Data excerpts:

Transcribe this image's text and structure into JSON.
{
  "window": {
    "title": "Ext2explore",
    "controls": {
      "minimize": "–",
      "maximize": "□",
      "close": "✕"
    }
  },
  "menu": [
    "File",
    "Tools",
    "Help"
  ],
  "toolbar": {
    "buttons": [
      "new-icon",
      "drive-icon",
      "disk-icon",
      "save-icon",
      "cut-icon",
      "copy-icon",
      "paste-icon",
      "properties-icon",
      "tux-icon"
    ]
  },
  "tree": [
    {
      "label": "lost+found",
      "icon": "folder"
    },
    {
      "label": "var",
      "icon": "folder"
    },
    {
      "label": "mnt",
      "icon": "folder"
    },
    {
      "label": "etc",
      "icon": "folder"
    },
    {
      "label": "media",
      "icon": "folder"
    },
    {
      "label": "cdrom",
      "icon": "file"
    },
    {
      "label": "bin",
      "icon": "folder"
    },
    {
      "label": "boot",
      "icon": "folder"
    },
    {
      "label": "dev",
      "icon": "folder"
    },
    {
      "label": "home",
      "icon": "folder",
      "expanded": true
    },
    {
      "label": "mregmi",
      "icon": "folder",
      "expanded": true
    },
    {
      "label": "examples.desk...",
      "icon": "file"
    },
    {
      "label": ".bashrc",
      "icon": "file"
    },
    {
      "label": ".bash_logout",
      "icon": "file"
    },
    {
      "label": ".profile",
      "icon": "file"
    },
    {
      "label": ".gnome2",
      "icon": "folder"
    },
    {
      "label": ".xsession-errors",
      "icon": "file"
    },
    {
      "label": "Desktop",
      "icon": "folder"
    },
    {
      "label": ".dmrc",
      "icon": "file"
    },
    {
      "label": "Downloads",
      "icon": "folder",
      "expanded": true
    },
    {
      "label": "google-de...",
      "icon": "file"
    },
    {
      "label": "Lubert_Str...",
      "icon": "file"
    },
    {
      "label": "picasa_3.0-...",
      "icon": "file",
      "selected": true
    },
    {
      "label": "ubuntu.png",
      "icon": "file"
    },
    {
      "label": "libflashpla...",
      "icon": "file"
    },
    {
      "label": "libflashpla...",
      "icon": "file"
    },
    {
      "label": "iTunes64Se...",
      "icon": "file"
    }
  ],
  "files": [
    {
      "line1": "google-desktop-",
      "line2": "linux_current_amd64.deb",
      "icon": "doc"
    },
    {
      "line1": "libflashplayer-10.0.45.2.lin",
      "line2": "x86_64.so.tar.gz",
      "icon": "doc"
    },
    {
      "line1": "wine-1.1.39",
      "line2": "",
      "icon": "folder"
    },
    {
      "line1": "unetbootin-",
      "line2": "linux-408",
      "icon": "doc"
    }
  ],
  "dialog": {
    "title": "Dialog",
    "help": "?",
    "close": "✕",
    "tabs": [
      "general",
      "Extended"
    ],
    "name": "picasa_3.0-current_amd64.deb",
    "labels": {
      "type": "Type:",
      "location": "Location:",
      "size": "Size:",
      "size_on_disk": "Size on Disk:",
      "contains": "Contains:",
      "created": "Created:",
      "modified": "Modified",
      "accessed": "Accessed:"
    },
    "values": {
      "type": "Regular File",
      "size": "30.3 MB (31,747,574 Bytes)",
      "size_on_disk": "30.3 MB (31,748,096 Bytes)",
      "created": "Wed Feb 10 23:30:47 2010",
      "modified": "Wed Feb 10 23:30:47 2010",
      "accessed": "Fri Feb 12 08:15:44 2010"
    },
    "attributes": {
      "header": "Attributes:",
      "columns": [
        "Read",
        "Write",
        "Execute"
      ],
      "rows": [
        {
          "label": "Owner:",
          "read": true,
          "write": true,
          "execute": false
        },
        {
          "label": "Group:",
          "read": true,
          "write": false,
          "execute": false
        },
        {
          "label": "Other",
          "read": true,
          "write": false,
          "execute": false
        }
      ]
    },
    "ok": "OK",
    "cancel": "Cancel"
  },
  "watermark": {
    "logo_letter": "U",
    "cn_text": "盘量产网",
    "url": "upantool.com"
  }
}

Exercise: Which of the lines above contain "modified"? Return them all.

Worked solution:
      "modified": "Modified",
      "modified": "Wed Feb 10 23:30:47 2010",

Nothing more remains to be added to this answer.